The paper examines 16 intersections along the Dulles Corridor in Reston: The intersections of Sunrise Valley and Sunset Hills as well as the east- and west-bound ramps of the Dulles Toll Road with Hunter Mill, Wiehle, Reston Parkway, and the Fairfax County Parkway. He examines data for both the morning and evening peak and for open/closed right-hand turns. He measures the percent of vehicles that (a) clear in a light cycle and (b) are stored in a light cycle at present and in 2050 using GMU's projected intermediate residential and non-residential populations from the paper they presented the Reston Task Force. In short, he makes assesses 128 data points for both the present and the future (2050). Some very basic findings from this data set--evidenced in the ending spreadsheets--include:
- Today, half--64 of the 128--data points seriously or marginally fail meeting the criteria laid out for success, i.e.--clearing a waiting queue of vehicles in a single light cycle, in traffic hours. In 2050, he projects that 89 percent of the points measured (70%) will fail under the same conditions.

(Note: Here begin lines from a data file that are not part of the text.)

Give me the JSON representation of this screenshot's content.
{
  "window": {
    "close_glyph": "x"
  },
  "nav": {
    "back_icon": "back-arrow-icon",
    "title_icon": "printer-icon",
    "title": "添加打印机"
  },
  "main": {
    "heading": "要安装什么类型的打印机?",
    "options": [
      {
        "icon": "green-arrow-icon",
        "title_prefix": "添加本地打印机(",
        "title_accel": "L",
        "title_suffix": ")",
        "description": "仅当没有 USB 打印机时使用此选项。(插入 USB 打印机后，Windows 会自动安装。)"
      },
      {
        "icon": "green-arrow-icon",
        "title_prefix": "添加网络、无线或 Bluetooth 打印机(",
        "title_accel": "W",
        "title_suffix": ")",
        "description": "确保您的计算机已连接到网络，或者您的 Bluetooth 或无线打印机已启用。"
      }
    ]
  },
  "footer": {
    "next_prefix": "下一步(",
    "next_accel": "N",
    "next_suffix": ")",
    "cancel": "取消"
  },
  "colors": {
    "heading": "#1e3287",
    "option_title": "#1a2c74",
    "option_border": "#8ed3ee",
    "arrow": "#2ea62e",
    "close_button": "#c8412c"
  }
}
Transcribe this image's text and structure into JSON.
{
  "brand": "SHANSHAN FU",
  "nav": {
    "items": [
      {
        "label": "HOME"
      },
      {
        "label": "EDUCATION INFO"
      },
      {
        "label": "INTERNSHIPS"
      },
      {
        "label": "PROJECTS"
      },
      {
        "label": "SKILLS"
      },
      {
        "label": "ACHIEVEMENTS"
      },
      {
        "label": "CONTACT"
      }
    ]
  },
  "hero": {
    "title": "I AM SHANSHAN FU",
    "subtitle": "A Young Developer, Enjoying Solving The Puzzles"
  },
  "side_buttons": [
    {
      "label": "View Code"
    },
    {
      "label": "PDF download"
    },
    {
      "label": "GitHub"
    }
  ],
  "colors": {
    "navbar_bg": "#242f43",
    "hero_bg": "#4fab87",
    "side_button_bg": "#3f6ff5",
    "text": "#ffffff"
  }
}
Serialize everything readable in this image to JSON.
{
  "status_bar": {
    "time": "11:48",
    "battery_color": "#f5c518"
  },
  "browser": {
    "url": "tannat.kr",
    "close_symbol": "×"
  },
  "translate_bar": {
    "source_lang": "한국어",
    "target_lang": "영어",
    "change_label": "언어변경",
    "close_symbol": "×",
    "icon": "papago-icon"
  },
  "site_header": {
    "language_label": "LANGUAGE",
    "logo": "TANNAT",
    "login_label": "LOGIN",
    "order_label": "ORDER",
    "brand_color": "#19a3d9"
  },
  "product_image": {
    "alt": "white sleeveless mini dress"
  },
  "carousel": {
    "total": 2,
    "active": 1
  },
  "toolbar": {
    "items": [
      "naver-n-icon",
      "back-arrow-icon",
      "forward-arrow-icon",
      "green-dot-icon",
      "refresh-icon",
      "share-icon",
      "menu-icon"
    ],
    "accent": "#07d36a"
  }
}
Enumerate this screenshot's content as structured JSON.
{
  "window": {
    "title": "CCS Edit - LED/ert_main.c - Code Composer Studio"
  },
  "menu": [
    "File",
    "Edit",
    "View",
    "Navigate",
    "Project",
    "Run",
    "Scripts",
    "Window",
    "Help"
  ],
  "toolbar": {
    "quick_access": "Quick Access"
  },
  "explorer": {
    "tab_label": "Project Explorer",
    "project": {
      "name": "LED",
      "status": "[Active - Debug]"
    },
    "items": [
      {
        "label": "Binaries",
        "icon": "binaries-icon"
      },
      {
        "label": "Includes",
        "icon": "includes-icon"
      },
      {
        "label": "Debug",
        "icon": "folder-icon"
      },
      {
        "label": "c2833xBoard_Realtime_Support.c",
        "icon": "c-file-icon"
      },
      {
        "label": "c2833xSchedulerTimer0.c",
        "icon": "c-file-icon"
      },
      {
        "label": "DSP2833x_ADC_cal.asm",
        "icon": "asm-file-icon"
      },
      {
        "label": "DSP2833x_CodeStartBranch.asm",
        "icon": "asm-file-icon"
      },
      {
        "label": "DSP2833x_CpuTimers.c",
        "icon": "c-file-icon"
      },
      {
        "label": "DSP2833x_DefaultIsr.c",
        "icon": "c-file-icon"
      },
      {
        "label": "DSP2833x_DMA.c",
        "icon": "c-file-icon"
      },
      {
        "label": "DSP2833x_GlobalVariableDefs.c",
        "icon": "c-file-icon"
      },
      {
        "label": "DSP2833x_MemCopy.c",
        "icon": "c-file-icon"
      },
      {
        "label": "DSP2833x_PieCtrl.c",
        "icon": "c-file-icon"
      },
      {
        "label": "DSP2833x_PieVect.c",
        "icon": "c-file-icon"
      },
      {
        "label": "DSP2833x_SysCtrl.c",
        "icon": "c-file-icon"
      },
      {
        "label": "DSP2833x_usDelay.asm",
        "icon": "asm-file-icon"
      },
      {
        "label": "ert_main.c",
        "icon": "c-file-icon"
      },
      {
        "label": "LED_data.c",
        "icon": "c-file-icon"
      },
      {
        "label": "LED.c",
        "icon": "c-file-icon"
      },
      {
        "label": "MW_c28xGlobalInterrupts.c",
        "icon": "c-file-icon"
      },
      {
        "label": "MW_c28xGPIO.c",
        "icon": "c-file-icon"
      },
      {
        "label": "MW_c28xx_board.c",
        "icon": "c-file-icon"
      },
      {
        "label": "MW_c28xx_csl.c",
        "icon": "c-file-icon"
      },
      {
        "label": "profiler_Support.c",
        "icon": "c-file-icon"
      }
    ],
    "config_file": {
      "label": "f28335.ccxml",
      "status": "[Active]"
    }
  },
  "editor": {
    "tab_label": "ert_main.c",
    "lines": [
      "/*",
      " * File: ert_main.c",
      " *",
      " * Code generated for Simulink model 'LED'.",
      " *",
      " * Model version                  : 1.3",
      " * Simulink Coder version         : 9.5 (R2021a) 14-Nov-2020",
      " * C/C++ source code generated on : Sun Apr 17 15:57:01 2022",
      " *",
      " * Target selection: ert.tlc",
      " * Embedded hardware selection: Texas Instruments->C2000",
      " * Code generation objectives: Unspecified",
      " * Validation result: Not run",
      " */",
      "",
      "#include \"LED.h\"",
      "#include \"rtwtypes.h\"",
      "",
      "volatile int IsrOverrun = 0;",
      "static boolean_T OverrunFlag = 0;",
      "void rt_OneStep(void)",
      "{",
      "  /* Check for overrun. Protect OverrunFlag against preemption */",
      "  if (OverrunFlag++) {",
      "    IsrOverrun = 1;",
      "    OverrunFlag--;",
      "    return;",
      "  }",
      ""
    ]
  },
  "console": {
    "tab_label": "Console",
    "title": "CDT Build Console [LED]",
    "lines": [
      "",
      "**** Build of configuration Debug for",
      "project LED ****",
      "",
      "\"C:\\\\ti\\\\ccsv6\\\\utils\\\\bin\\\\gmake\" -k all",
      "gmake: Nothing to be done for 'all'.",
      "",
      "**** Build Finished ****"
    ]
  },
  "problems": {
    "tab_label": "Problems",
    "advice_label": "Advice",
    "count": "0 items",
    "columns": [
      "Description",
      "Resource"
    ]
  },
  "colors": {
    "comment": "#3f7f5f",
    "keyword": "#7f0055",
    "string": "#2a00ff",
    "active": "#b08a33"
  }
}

- The intersections that currently fail marginally or seriously on all four metrics (AM & PM, % clearing, % waiting)--that is, the worst of the worst--include Sunrise Valley at 7100, Reston Pkwy, and Hunter Mill. In 2050, the worst of the worst include:
- Sunrise Valley at all four intersections (i.e.--adding Wiehle)
- Sunset Hills at all the intersections except 7100.
Those of a quantitative bent will want to read the entire paper where Fred details his assumptions, methodology, and conclusions.
Dulles Corridor Area Traffic With GMU Forecast for Reston, Fred Costello, September 2010